• **What is expected**
Every entry, from first to last, is to be written out exactly.

• **Website and app data records**
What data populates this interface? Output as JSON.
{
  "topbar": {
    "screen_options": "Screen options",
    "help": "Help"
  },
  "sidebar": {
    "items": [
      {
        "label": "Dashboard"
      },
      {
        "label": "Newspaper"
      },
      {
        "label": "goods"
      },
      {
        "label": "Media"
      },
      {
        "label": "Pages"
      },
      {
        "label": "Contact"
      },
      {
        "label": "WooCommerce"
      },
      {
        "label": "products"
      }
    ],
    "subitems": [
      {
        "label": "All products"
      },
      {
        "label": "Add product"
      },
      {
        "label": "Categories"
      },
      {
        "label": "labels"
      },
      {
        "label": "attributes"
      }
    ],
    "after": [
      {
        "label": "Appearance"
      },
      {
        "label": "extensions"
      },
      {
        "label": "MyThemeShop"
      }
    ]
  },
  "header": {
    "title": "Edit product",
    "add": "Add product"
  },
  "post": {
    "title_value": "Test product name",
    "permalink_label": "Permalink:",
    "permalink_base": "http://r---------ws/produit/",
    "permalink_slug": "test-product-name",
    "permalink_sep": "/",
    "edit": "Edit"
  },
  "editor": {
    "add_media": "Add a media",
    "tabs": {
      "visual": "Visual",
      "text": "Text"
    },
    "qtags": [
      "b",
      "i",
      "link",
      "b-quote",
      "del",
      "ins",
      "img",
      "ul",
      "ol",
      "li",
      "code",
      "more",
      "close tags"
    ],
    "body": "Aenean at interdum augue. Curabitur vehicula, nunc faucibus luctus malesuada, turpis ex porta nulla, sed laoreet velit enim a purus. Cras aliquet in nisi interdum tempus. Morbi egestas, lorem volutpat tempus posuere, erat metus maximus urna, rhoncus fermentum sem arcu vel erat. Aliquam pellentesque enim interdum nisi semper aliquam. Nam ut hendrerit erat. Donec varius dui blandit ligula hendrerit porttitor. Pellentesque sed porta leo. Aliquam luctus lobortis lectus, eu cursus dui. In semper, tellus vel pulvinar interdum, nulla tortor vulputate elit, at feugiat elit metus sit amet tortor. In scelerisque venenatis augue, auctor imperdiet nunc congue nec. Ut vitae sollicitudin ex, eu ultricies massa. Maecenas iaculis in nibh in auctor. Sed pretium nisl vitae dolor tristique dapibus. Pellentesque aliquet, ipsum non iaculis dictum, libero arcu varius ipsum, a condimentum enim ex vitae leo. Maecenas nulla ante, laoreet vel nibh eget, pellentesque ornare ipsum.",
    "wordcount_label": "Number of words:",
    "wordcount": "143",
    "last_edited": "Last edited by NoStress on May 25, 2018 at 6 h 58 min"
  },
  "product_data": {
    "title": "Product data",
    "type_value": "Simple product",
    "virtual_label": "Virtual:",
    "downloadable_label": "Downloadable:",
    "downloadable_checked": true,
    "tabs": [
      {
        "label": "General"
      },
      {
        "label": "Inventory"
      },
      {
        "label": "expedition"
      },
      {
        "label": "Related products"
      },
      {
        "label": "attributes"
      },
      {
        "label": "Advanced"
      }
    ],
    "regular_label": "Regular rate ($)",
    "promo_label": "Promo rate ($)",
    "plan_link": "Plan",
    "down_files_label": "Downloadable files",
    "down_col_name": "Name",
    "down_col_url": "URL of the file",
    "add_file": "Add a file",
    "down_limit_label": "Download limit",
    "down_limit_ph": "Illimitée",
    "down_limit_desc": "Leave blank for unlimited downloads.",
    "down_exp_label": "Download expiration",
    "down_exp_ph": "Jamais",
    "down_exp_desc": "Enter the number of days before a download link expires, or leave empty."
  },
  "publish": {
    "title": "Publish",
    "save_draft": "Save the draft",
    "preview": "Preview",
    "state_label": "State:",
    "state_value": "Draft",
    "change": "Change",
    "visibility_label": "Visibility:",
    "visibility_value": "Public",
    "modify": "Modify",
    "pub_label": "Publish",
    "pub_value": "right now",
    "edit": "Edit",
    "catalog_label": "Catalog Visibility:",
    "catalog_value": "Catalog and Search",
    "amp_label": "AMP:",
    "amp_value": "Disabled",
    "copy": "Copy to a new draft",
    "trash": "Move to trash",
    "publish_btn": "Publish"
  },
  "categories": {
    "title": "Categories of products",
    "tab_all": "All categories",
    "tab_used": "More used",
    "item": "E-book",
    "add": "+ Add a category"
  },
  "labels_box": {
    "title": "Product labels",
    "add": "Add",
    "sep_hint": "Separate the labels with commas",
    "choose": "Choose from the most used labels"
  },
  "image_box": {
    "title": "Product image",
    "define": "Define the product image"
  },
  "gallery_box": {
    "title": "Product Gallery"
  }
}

• **Solution to the exercise**
What data populates this interface? Output as JSON.
{
  "topbar": {
    "screen_options": "Screen options",
    "help": "Help"
  },
  "sidebar": {
    "items": [
      {
        "label": "Dashboard"
      },
      {
        "label": "Newspaper"
      },
      {
        "label": "goods"
      },
      {
        "label": "Media"
      },
      {
        "label": "Pages"
      },
      {
        "label": "Contact"
      },
      {
        "label": "WooCommerce"
      },
      {
        "label": "products"
      }
    ],
    "subitems": [
      {
        "label": "All products"
      },
      {
        "label": "Add product"
      },
      {
        "label": "Categories"
      },
      {
        "label": "labels"
      },
      {
        "label": "attributes"
      }
    ],
    "after": [
      {
        "label": "Appearance"
      },
      {
        "label": "extensions"
      },
      {
        "label": "MyThemeShop"
      }
    ]
  },
  "header": {
    "title": "Edit product",
    "add": "Add product"
  },
  "post": {
    "title_value": "Test product name",
    "permalink_label": "Permalink:",
    "permalink_base": "http://r---------ws/produit/",
    "permalink_slug": "test-product-name",
    "permalink_sep": "/",
    "edit": "Edit"
  },
  "editor": {
    "add_media": "Add a media",
    "tabs": {
      "visual": "Visual",
      "text": "Text"
    },
    "qtags": [
      "b",
      "i",
      "link",
      "b-quote",
      "del",
      "ins",
      "img",
      "ul",
      "ol",
      "li",
      "code",
      "more",
      "close tags"
    ],
    "body": "Aenean at interdum augue. Curabitur vehicula, nunc faucibus luctus malesuada, turpis ex porta nulla, sed laoreet velit enim a purus. Cras aliquet in nisi interdum tempus. Morbi egestas, lorem volutpat tempus posuere, erat metus maximus urna, rhoncus fermentum sem arcu vel erat. Aliquam pellentesque enim interdum nisi semper aliquam. Nam ut hendrerit erat. Donec varius dui blandit ligula hendrerit porttitor. Pellentesque sed porta leo. Aliquam luctus lobortis lectus, eu cursus dui. In semper, tellus vel pulvinar interdum, nulla tortor vulputate elit, at feugiat elit metus sit amet tortor. In scelerisque venenatis augue, auctor imperdiet nunc congue nec. Ut vitae sollicitudin ex, eu ultricies massa. Maecenas iaculis in nibh in auctor. Sed pretium nisl vitae dolor tristique dapibus. Pellentesque aliquet, ipsum non iaculis dictum, libero arcu varius ipsum, a condimentum enim ex vitae leo. Maecenas nulla ante, laoreet vel nibh eget, pellentesque ornare ipsum.",
    "wordcount_label": "Number of words:",
    "wordcount": "143",
    "last_edited": "Last edited by NoStress on May 25, 2018 at 6 h 58 min"
  },
  "product_data": {
    "title": "Product data",
    "type_value": "Simple product",
    "virtual_label": "Virtual:",
    "downloadable_label": "Downloadable:",
    "downloadable_checked": true,
    "tabs": [
      {
        "label": "General"
      },
      {
        "label": "Inventory"
      },
      {
        "label": "expedition"
      },
      {
        "label": "Related products"
      },
      {
        "label": "attributes"
      },
      {
        "label": "Advanced"
      }
    ],
    "regular_label": "Regular rate ($)",
    "promo_label": "Promo rate ($)",
    "plan_link": "Plan",
    "down_files_label": "Downloadable files",
    "down_col_name": "Name",
    "down_col_url": "URL of the file",
    "add_file": "Add a file",
    "down_limit_label": "Download limit",
    "down_limit_ph": "Illimitée",
    "down_limit_desc": "Leave blank for unlimited downloads.",
    "down_exp_label": "Download expiration",
    "down_exp_ph": "Jamais",
    "down_exp_desc": "Enter the number of days before a download link expires, or leave empty."
  },
  "publish": {
    "title": "Publish",
    "save_draft": "Save the draft",
    "preview": "Preview",
    "state_label": "State:",
    "state_value": "Draft",
    "change": "Change",
    "visibility_label": "Visibility:",
    "visibility_value": "Public",
    "modify": "Modify",
    "pub_label": "Publish",
    "pub_value": "right now",
    "edit": "Edit",
    "catalog_label": "Catalog Visibility:",
    "catalog_value": "Catalog and Search",
    "amp_label": "AMP:",
    "amp_value": "Disabled",
    "copy": "Copy to a new draft",
    "trash": "Move to trash",
    "publish_btn": "Publish"
  },
  "categories": {
    "title": "Categories of products",
    "tab_all": "All categories",
    "tab_used": "More used",
    "item": "E-book",
    "add": "+ Add a category"
  },
  "labels_box": {
    "title": "Product labels",
    "add": "Add",
    "sep_hint": "Separate the labels with commas",
    "choose": "Choose from the most used labels"
  },
  "image_box": {
    "title": "Product image",
    "define": "Define the product image"
  },
  "gallery_box": {
    "title": "Product Gallery"
  }
}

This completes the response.